I spend a lot of time showing my clients how to do passive stretching, what it should feel like and types of exercise that can help maintain a healthy balance in the fascial system. A myofascial massage will take between 60 and 90 minutes and I would suggest you have three treatments in sequence over the first two months. After that the ball is really in your court because you need to be in control of your own health and fitness regime with follow up yoga, swimming, dancing or some other form of exercise to keep the fascia supple.

If you have any questions about this form of remedial massage you can always email me on: jarnie@me.com

Good Life Satisfaction Helps Keep Bones Healthy

Woman with face in sunlight
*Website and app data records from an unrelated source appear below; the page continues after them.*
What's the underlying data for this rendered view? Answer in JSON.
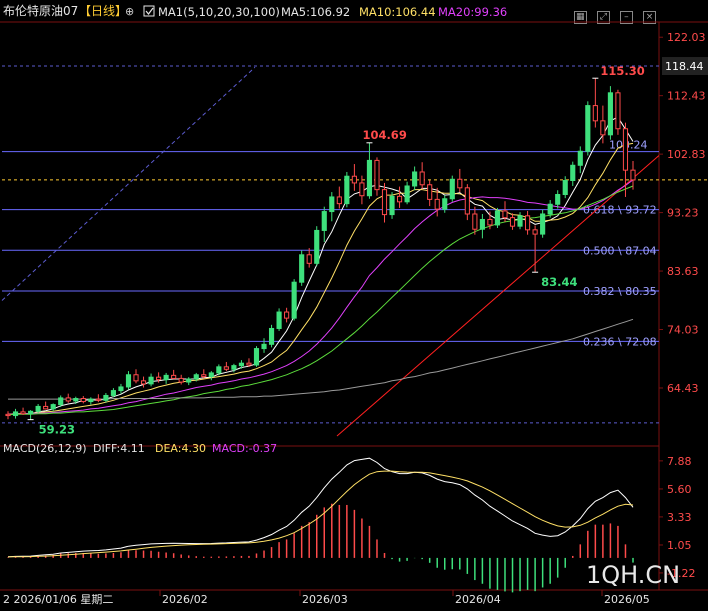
{
  "header": {
    "instrument": "布伦特原油07",
    "period": "【日线】",
    "ma_label": "MA1(5,10,20,30,100)",
    "ma5": "MA5:106.92",
    "ma10": "MA10:106.44",
    "ma20": "MA20:99.36",
    "icons": [
      "grid-icon",
      "expand-icon",
      "minimize-icon",
      "close-icon"
    ]
  },
  "macd_header": {
    "label": "MACD(26,12,9)",
    "diff": "DIFF:4.11",
    "dea": "DEA:4.30",
    "macd": "MACD:-0.37"
  },
  "watermark": "1QH.CN",
  "colors": {
    "up": "#3ee07c",
    "down": "#ff4b4b",
    "ma5": "#ffffff",
    "ma10": "#ffe066",
    "ma20": "#e040fb",
    "ma30": "#5cdc3c",
    "ma100": "#9a9a9a",
    "fib": "#6a6aff",
    "trend": "#ff2020",
    "price_line": "#ffcc33"
  },
  "chart_data": {
    "type": "candlestick",
    "y_ticks": [
      "122.03",
      "112.43",
      "102.83",
      "93.23",
      "83.63",
      "74.03",
      "64.43"
    ],
    "ylim": [
      57.2,
      124.2
    ],
    "current_price": "118.44",
    "x_ticks": [
      "2026/02",
      "2026/03",
      "2026/04",
      "2026/05"
    ],
    "date_label": "2  2026/01/06 星期二",
    "annotations": [
      {
        "text": "115.30",
        "value": 115.3
      },
      {
        "text": "104.69",
        "value": 104.69
      },
      {
        "text": "83.44",
        "value": 83.44
      },
      {
        "text": "59.23",
        "value": 59.23
      }
    ],
    "levels": [
      {
        "label": "",
        "value": 117.3
      },
      {
        "label": "103.24",
        "value": 103.24
      },
      {
        "label": "0.618 \\ 93.72",
        "value": 93.72
      },
      {
        "label": "0.500 \\ 87.04",
        "value": 87.04
      },
      {
        "label": "0.382 \\ 80.35",
        "value": 80.35
      },
      {
        "label": "0.236 \\ 72.08",
        "value": 72.08
      }
    ],
    "macd_ticks": [
      "7.88",
      "5.60",
      "3.33",
      "1.05",
      "-1.22"
    ],
    "macd_ylim": [
      -2.2,
      8.6
    ],
    "candles": [
      [
        60.1,
        60.6,
        59.3,
        59.9
      ],
      [
        59.9,
        61.0,
        59.4,
        60.5
      ],
      [
        60.5,
        61.2,
        60.0,
        60.2
      ],
      [
        60.2,
        60.8,
        59.23,
        60.6
      ],
      [
        60.6,
        61.8,
        60.3,
        61.4
      ],
      [
        61.4,
        62.2,
        60.9,
        61.0
      ],
      [
        61.0,
        61.9,
        60.6,
        61.7
      ],
      [
        61.7,
        63.2,
        61.3,
        62.8
      ],
      [
        62.8,
        63.5,
        62.0,
        62.3
      ],
      [
        62.3,
        63.0,
        61.8,
        62.7
      ],
      [
        62.7,
        63.1,
        61.9,
        62.2
      ],
      [
        62.2,
        62.9,
        61.7,
        62.6
      ],
      [
        62.6,
        63.4,
        62.1,
        62.4
      ],
      [
        62.4,
        63.6,
        62.0,
        63.2
      ],
      [
        63.2,
        64.4,
        62.9,
        64.0
      ],
      [
        64.0,
        65.1,
        63.5,
        64.6
      ],
      [
        64.6,
        67.2,
        64.2,
        66.6
      ],
      [
        66.6,
        67.5,
        65.2,
        65.6
      ],
      [
        65.6,
        66.3,
        64.5,
        65.1
      ],
      [
        65.1,
        66.8,
        64.7,
        66.2
      ],
      [
        66.2,
        67.0,
        65.3,
        65.8
      ],
      [
        65.8,
        66.9,
        65.1,
        66.5
      ],
      [
        66.5,
        67.4,
        65.9,
        66.0
      ],
      [
        66.0,
        66.6,
        65.0,
        65.4
      ],
      [
        65.4,
        66.2,
        64.9,
        65.9
      ],
      [
        65.9,
        66.9,
        65.5,
        66.6
      ],
      [
        66.6,
        67.5,
        66.0,
        66.3
      ],
      [
        66.3,
        67.2,
        65.7,
        66.9
      ],
      [
        66.9,
        68.3,
        66.5,
        67.9
      ],
      [
        67.9,
        68.7,
        67.2,
        67.5
      ],
      [
        67.5,
        68.4,
        67.0,
        68.1
      ],
      [
        68.1,
        69.0,
        67.6,
        68.5
      ],
      [
        68.5,
        69.3,
        67.9,
        68.2
      ],
      [
        68.2,
        71.3,
        67.9,
        70.9
      ],
      [
        70.9,
        72.6,
        70.2,
        71.6
      ],
      [
        71.6,
        74.8,
        71.1,
        74.2
      ],
      [
        74.2,
        77.5,
        73.8,
        76.9
      ],
      [
        76.9,
        77.6,
        75.2,
        75.9
      ],
      [
        75.9,
        82.3,
        75.5,
        81.8
      ],
      [
        81.8,
        87.0,
        81.2,
        86.3
      ],
      [
        86.3,
        87.4,
        84.2,
        84.9
      ],
      [
        84.9,
        91.0,
        84.5,
        90.3
      ],
      [
        90.3,
        94.2,
        88.4,
        93.4
      ],
      [
        93.4,
        96.6,
        91.8,
        95.8
      ],
      [
        95.8,
        97.5,
        93.9,
        94.7
      ],
      [
        94.7,
        99.9,
        94.1,
        99.2
      ],
      [
        99.2,
        101.2,
        96.8,
        98.1
      ],
      [
        98.1,
        99.3,
        94.6,
        96.0
      ],
      [
        96.0,
        104.69,
        95.5,
        101.8
      ],
      [
        101.8,
        102.3,
        96.0,
        97.0
      ],
      [
        97.0,
        98.1,
        91.6,
        92.9
      ],
      [
        92.9,
        96.6,
        92.2,
        95.9
      ],
      [
        95.9,
        97.5,
        94.0,
        95.0
      ],
      [
        95.0,
        98.3,
        94.6,
        97.6
      ],
      [
        97.6,
        100.8,
        96.9,
        99.9
      ],
      [
        99.9,
        101.5,
        97.1,
        97.8
      ],
      [
        97.8,
        98.5,
        94.3,
        95.4
      ],
      [
        95.4,
        97.3,
        92.6,
        93.8
      ],
      [
        93.8,
        96.1,
        93.2,
        95.5
      ],
      [
        95.5,
        99.3,
        95.0,
        98.7
      ],
      [
        98.7,
        100.4,
        96.6,
        97.3
      ],
      [
        97.3,
        97.9,
        92.0,
        93.0
      ],
      [
        93.0,
        94.2,
        89.6,
        90.5
      ],
      [
        90.5,
        93.0,
        89.0,
        92.1
      ],
      [
        92.1,
        93.4,
        90.5,
        91.2
      ],
      [
        91.2,
        94.0,
        90.7,
        93.5
      ],
      [
        93.5,
        95.1,
        91.7,
        92.4
      ],
      [
        92.4,
        93.1,
        90.4,
        91.0
      ],
      [
        91.0,
        93.3,
        90.5,
        92.7
      ],
      [
        92.7,
        93.5,
        89.6,
        90.4
      ],
      [
        90.4,
        91.1,
        83.44,
        89.7
      ],
      [
        89.7,
        93.7,
        89.1,
        93.0
      ],
      [
        93.0,
        95.3,
        92.4,
        94.6
      ],
      [
        94.6,
        96.9,
        93.9,
        96.2
      ],
      [
        96.2,
        99.2,
        95.6,
        98.5
      ],
      [
        98.5,
        101.6,
        97.6,
        101.0
      ],
      [
        101.0,
        104.1,
        99.7,
        103.3
      ],
      [
        103.3,
        111.5,
        102.6,
        110.8
      ],
      [
        110.8,
        115.3,
        107.2,
        108.3
      ],
      [
        108.3,
        110.8,
        104.6,
        106.0
      ],
      [
        106.0,
        114.0,
        105.2,
        112.9
      ],
      [
        112.9,
        113.4,
        106.0,
        107.0
      ],
      [
        107.0,
        108.0,
        95.8,
        100.2
      ],
      [
        100.2,
        101.7,
        97.0,
        98.6
      ]
    ],
    "series": [
      {
        "name": "MA5",
        "values": [
          60.1,
          60.2,
          60.2,
          60.2,
          60.5,
          60.7,
          61.0,
          61.5,
          61.8,
          62.0,
          62.4,
          62.5,
          62.4,
          62.6,
          63.0,
          63.4,
          64.1,
          64.6,
          65.0,
          65.5,
          65.6,
          65.8,
          65.9,
          65.9,
          65.9,
          65.9,
          66.1,
          66.2,
          66.7,
          67.0,
          67.3,
          67.8,
          68.0,
          68.4,
          69.3,
          70.3,
          72.1,
          73.8,
          76.2,
          79.3,
          82.0,
          84.6,
          88.0,
          90.1,
          92.8,
          95.4,
          96.3,
          96.7,
          97.5,
          97.7,
          97.4,
          97.1,
          96.7,
          95.5,
          96.3,
          97.2,
          97.2,
          96.9,
          96.1,
          96.2,
          96.5,
          95.5,
          94.6,
          94.3,
          92.8,
          92.1,
          92.3,
          92.0,
          92.2,
          92.0,
          91.3,
          91.6,
          92.0,
          92.7,
          94.4,
          96.6,
          98.7,
          101.9,
          104.3,
          105.9,
          108.3,
          108.9,
          106.9,
          104.9
        ]
      },
      {
        "name": "MA10",
        "values": [
          60.1,
          60.2,
          60.2,
          60.2,
          60.4,
          60.5,
          60.6,
          60.8,
          61.0,
          61.2,
          61.4,
          61.6,
          61.8,
          62.1,
          62.4,
          62.8,
          63.2,
          63.6,
          63.9,
          64.2,
          64.6,
          64.9,
          65.2,
          65.4,
          65.6,
          65.7,
          65.9,
          66.1,
          66.3,
          66.5,
          66.7,
          67.0,
          67.2,
          67.6,
          68.1,
          68.7,
          69.7,
          70.6,
          72.2,
          74.0,
          75.7,
          77.7,
          80.1,
          82.5,
          85.1,
          87.9,
          90.2,
          92.2,
          94.3,
          95.5,
          96.1,
          96.1,
          96.4,
          96.4,
          97.0,
          97.0,
          96.8,
          96.6,
          96.4,
          96.4,
          96.3,
          95.9,
          95.5,
          95.2,
          94.3,
          93.6,
          93.4,
          92.9,
          92.8,
          92.4,
          91.8,
          91.8,
          92.0,
          92.1,
          92.5,
          93.1,
          94.2,
          95.7,
          97.8,
          99.7,
          101.9,
          103.8,
          104.4,
          104.6
        ]
      },
      {
        "name": "MA20",
        "values": [
          60.1,
          60.1,
          60.2,
          60.2,
          60.3,
          60.3,
          60.4,
          60.5,
          60.6,
          60.7,
          60.8,
          61.0,
          61.1,
          61.3,
          61.5,
          61.7,
          62.0,
          62.2,
          62.5,
          62.8,
          63.1,
          63.4,
          63.6,
          63.9,
          64.2,
          64.5,
          64.7,
          64.9,
          65.2,
          65.4,
          65.6,
          65.9,
          66.1,
          66.4,
          66.7,
          67.1,
          67.6,
          68.1,
          68.8,
          69.6,
          70.5,
          71.6,
          72.9,
          74.3,
          75.9,
          77.7,
          79.4,
          81.0,
          82.9,
          84.2,
          85.6,
          86.8,
          88.1,
          89.3,
          90.6,
          91.7,
          92.7,
          93.6,
          94.3,
          94.9,
          95.3,
          95.5,
          95.7,
          95.8,
          95.7,
          95.7,
          95.6,
          95.4,
          95.2,
          94.9,
          94.8,
          94.6,
          94.4,
          94.2,
          94.0,
          93.8,
          93.8,
          94.1,
          94.6,
          95.2,
          96.0,
          96.9,
          97.7,
          98.6
        ]
      },
      {
        "name": "MA30",
        "values": [
          60.0,
          60.1,
          60.1,
          60.1,
          60.2,
          60.2,
          60.3,
          60.3,
          60.4,
          60.5,
          60.5,
          60.6,
          60.7,
          60.8,
          60.9,
          61.1,
          61.3,
          61.5,
          61.7,
          61.9,
          62.1,
          62.3,
          62.5,
          62.8,
          63.0,
          63.2,
          63.5,
          63.7,
          63.9,
          64.2,
          64.4,
          64.7,
          64.9,
          65.2,
          65.5,
          65.8,
          66.2,
          66.6,
          67.1,
          67.6,
          68.2,
          68.9,
          69.7,
          70.5,
          71.5,
          72.5,
          73.5,
          74.6,
          75.8,
          76.9,
          78.1,
          79.3,
          80.5,
          81.7,
          82.9,
          84.1,
          85.2,
          86.2,
          87.2,
          88.1,
          88.9,
          89.5,
          90.1,
          90.6,
          91.0,
          91.4,
          91.7,
          91.9,
          92.1,
          92.3,
          92.4,
          92.6,
          92.8,
          93.0,
          93.2,
          93.5,
          93.9,
          94.4,
          94.9,
          95.4,
          96.0,
          96.6,
          97.1,
          97.6
        ]
      },
      {
        "name": "MA100",
        "values": [
          62.6,
          62.6,
          62.6,
          62.6,
          62.6,
          62.6,
          62.6,
          62.6,
          62.6,
          62.6,
          62.6,
          62.6,
          62.6,
          62.6,
          62.7,
          62.7,
          62.7,
          62.7,
          62.7,
          62.7,
          62.7,
          62.7,
          62.8,
          62.8,
          62.8,
          62.8,
          62.8,
          62.9,
          62.9,
          62.9,
          62.9,
          63.0,
          63.0,
          63.0,
          63.1,
          63.1,
          63.2,
          63.3,
          63.4,
          63.5,
          63.6,
          63.7,
          63.8,
          64.0,
          64.1,
          64.3,
          64.5,
          64.7,
          64.9,
          65.1,
          65.3,
          65.6,
          65.8,
          66.1,
          66.3,
          66.6,
          66.9,
          67.1,
          67.4,
          67.7,
          68.0,
          68.3,
          68.6,
          68.9,
          69.2,
          69.5,
          69.8,
          70.1,
          70.4,
          70.7,
          71.0,
          71.3,
          71.6,
          71.9,
          72.2,
          72.5,
          72.9,
          73.3,
          73.7,
          74.1,
          74.5,
          74.9,
          75.3,
          75.7
        ]
      }
    ],
    "macd_dif": [
      0.1,
      0.12,
      0.13,
      0.15,
      0.2,
      0.25,
      0.3,
      0.4,
      0.45,
      0.5,
      0.55,
      0.58,
      0.6,
      0.65,
      0.72,
      0.8,
      0.95,
      1.02,
      1.08,
      1.14,
      1.16,
      1.18,
      1.19,
      1.18,
      1.17,
      1.16,
      1.16,
      1.17,
      1.2,
      1.22,
      1.25,
      1.28,
      1.3,
      1.45,
      1.65,
      1.9,
      2.25,
      2.55,
      3.05,
      3.7,
      4.2,
      4.9,
      5.7,
      6.4,
      6.95,
      7.55,
      7.9,
      8.0,
      8.1,
      7.75,
      7.25,
      7.0,
      6.85,
      6.85,
      6.95,
      6.9,
      6.7,
      6.4,
      6.2,
      6.1,
      5.95,
      5.6,
      5.1,
      4.7,
      4.2,
      3.8,
      3.4,
      3.0,
      2.7,
      2.4,
      2.0,
      1.85,
      1.75,
      1.8,
      2.1,
      2.6,
      3.2,
      4.0,
      4.6,
      4.9,
      5.3,
      5.5,
      4.9,
      4.11
    ],
    "macd_dea": [
      0.08,
      0.09,
      0.1,
      0.11,
      0.13,
      0.15,
      0.18,
      0.22,
      0.26,
      0.3,
      0.35,
      0.39,
      0.43,
      0.47,
      0.52,
      0.57,
      0.64,
      0.71,
      0.78,
      0.85,
      0.91,
      0.96,
      1.0,
      1.04,
      1.07,
      1.09,
      1.11,
      1.12,
      1.14,
      1.16,
      1.18,
      1.2,
      1.22,
      1.27,
      1.35,
      1.46,
      1.61,
      1.8,
      2.05,
      2.4,
      2.75,
      3.15,
      3.65,
      4.2,
      4.8,
      5.4,
      5.95,
      6.4,
      6.8,
      7.0,
      7.05,
      7.05,
      7.0,
      6.97,
      6.96,
      6.95,
      6.9,
      6.8,
      6.68,
      6.56,
      6.42,
      6.25,
      6.0,
      5.75,
      5.45,
      5.1,
      4.76,
      4.4,
      4.05,
      3.7,
      3.35,
      3.05,
      2.8,
      2.6,
      2.5,
      2.52,
      2.65,
      2.9,
      3.25,
      3.55,
      3.9,
      4.2,
      4.35,
      4.3
    ]
  }
}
Women aged 60 to 70 who are satisfied with their lives have a higher bone density and are less likely to suffer from osteoporosis than their unsatisfied peers, a new study from the University of Eastern Finland found.

 

Age brings about decreases in bone density, with menopause constituting a significant risk factor for osteoporosis, a disease we know easily results in bone fractures, with hip fractures in particular causing serious consequences. Other risk factors include:

 

  • Low levels of physical activity
  • Light body composition
  • Smoking
  • Low intake of calcium and vitamin D
  • Certain pharmaceutical drugs

 

Some medical conditions are also implicated. As an example, long-term stress associated with depression can have detrimental effects on metabolism and, in turn, on bone health. The health behaviour of a depressed person may also increase their risk of osteoporosis, as they might smoke or take too little exercise.

 

Subjective wellbeing is an extensive indicator of mental health – and depression in particular. This study used life satisfaction to measure subjective wellbeing, with the objective of determining whether life satisfaction is also associated with bone health.

 

The data were drawn from the Kuopio Osteoporosis Risk Factor and Prevention (OSTPRE) Study, which since 1989 has been investigating the effects of various risk and protective factors on bone density and bone fractures. Participants responded to mail surveys designed to assess life satisfaction through four questions relating to the interest in and easiness of life; happiness; and loneliness. Based on the answers, the study participants were divided into three groups:

 

  • the satisfied
  • the middle group, and
  • the unsatisfied

 

Participants also underwent bone-density measurements. The present sub-study included 2167 women whose bone density was measured in 1999; of these, 1147 took part in follow-up measurements a decade later, in 2009.

 

During the 10-year follow-up, the bone density of all study participants weakened by an average of four percent. However, the difference between the satisfied and the unsatisfied was as much as 52 per cent.

 

Bone density was also affected by changes in life satisfaction during the 10-year follow-up: in people whose life satisfaction deteriorated, bone density weakened by 85 percent in comparison to those whose life satisfaction improved.

 

Hence, life satisfaction is an important resource and an indicator of wellbeing. Life satisfaction has been linked to health, and dissatisfaction is a predictor of incapacity for work, illness and mortality. This study shows it’s also associated with bone health, as good life satisfaction diminishes age-induced osteoporosis.

 

The study researchers say that promoting good life satisfaction and good spirits in older people is as important as promoting healthy lifestyle choices. Individual factors maintaining and improving life satisfaction also have beneficial effects on bone health.

 

Written for the Australian Traditional-Medicine Society (ATMS) by Rosemary Ann Ogilvie from materials released by the University of Eastern Finland.